We cannot afford to be cocky. Most new folks in AA are a bit put off by our humor. We do seem to be silly and frivolous at first look. However, our humor is measured. We are not a glum lot, but we take this dis-ease quite seriously. We know that no matter how long we have been sober, we are just one drink away from exactly where we left off when we put the plug in the jug. Alcoholism is cunning, baffling and powerful. I add: and very patient! While we are busy going to meetings, giving service, and working with others; the dis-ease is out in the hallway doing one armed push ups. It is just waiting for that one weak moment, that first wrong thought to catch us at our most vulnerable state. We are dead serious about that fact!
Step #10 offers us a way to keep the small stuff from becoming the big stuff that will trip us up, and make us feel overwhelmed. It keeps our side of the street clean, and when practiced with steps #11 and #12, it is a sure fire way to keep our spiritual fitness honed and ready for tough times. What a gift we have in AA. All we have to do is work it each day in every affair, stay sober, and stay alive. That is not too much to ask of us, is it? The rewards we will reap will certainly outweigh any work required. I like to do Steps 10-12 daily. I will walk you through that in the days to come. Meantime, read pages 84-88 in the Big Book daily until the fear abates. You can do this thing. Be well, my friend.
We will see that our new attitude toward liquor has been given to us without any thought or effort on our part. ~ pg. 85, Big Book
Our new attitude will become one of neutrality toward liquor and drinking. The booze will no longer shout our name, yell at us in the stores, or jump in our grocery carts. It will stop telling us stupid things like: “I will be nice thins time”, “you need me”, etc. It won’t be necessary to brace ourselves before parties, dates, or job interviews anymore. In fact, we will be able to reason that to do so, would mean to sabotage ourselves worse. I do believe this. When I first got sober, I chewed through a lot of straws and ice. I had a lot of “nerves”. It seemed that alcohol was everywhere, that everyone else was using, and that alcohol knew me so well, that it knew my mom’s maiden name! We, after all had this intimate relationship!

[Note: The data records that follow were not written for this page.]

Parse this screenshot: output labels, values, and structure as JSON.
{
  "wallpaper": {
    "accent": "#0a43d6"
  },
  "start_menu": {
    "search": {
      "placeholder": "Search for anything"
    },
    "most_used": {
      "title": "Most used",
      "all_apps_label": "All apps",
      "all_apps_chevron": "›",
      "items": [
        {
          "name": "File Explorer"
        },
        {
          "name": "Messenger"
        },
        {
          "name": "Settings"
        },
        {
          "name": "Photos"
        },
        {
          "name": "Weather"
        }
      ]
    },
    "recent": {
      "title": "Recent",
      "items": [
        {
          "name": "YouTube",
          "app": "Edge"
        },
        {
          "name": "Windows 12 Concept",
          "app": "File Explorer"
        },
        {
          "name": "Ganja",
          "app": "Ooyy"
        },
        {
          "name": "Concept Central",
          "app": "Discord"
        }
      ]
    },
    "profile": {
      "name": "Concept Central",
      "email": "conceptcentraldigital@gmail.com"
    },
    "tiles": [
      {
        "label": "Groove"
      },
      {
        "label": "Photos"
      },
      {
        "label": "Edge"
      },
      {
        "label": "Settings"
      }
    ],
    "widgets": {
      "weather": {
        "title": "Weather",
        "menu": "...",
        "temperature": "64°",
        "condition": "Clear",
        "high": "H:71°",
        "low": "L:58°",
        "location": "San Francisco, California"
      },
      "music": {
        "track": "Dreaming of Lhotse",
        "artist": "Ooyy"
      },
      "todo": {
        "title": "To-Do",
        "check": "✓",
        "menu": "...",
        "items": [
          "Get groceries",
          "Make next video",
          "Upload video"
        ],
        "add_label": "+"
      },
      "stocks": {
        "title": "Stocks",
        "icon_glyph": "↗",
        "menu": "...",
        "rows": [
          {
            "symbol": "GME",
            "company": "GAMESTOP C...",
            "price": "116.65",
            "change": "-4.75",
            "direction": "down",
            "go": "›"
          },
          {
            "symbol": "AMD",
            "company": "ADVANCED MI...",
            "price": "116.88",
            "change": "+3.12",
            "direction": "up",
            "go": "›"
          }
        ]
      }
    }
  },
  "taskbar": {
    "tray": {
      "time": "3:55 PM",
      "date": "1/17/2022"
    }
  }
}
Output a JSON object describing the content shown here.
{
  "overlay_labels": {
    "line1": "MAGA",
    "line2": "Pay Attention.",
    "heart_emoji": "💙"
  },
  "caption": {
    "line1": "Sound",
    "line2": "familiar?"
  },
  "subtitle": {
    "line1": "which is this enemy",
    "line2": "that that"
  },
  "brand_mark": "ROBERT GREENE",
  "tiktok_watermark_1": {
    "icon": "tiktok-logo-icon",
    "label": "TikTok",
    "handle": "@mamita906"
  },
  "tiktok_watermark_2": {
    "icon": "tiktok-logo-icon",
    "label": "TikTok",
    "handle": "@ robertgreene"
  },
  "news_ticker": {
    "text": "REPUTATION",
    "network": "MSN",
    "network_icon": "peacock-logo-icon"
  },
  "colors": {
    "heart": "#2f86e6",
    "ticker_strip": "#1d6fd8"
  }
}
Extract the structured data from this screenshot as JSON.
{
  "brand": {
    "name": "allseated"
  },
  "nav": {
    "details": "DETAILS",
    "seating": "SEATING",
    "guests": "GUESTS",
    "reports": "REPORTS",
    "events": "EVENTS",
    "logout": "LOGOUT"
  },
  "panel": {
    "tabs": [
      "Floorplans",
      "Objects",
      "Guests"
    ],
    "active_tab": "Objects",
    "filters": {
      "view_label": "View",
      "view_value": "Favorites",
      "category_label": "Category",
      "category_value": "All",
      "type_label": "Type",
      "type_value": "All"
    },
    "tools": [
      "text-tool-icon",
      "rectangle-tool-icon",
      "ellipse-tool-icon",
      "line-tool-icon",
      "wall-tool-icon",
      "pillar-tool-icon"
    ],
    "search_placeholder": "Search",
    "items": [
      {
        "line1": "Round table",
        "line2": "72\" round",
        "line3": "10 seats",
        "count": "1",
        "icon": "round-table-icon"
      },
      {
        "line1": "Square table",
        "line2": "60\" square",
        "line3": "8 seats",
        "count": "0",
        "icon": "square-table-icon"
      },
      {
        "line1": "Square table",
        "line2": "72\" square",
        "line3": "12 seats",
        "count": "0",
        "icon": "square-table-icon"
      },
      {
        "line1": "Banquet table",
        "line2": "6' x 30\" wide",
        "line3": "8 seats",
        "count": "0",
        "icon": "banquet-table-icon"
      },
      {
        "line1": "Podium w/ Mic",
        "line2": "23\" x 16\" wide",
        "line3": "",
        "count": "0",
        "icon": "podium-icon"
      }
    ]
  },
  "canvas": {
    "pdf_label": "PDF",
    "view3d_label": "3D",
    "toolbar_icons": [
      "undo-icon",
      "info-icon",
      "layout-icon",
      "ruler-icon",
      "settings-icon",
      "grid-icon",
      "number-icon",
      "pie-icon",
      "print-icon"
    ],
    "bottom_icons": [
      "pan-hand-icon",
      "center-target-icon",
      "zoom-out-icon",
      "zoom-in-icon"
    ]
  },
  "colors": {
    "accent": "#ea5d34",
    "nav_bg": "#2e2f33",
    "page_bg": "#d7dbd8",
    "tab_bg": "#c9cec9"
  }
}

It took a long while to relax and become more neutral toward alcohol, but eventually that became the norm. I would say what most old timers would say: don’t go into bars, don’t buy it, don’t bring it home, and don’t serve it to others. If you want a life of sobriety, you need to change your playmates, your playgrounds, and your playthings. If you change the game; the game changes. You may balk at this, but the wisdom of those of us who have gone before you; might best be heeded. I have found it useful to create a few life long hobbies, get involved in social issues, and find others to work with. This has changed the game for me. Step #10 offers this chance at a whole new attitude. Embrace the change.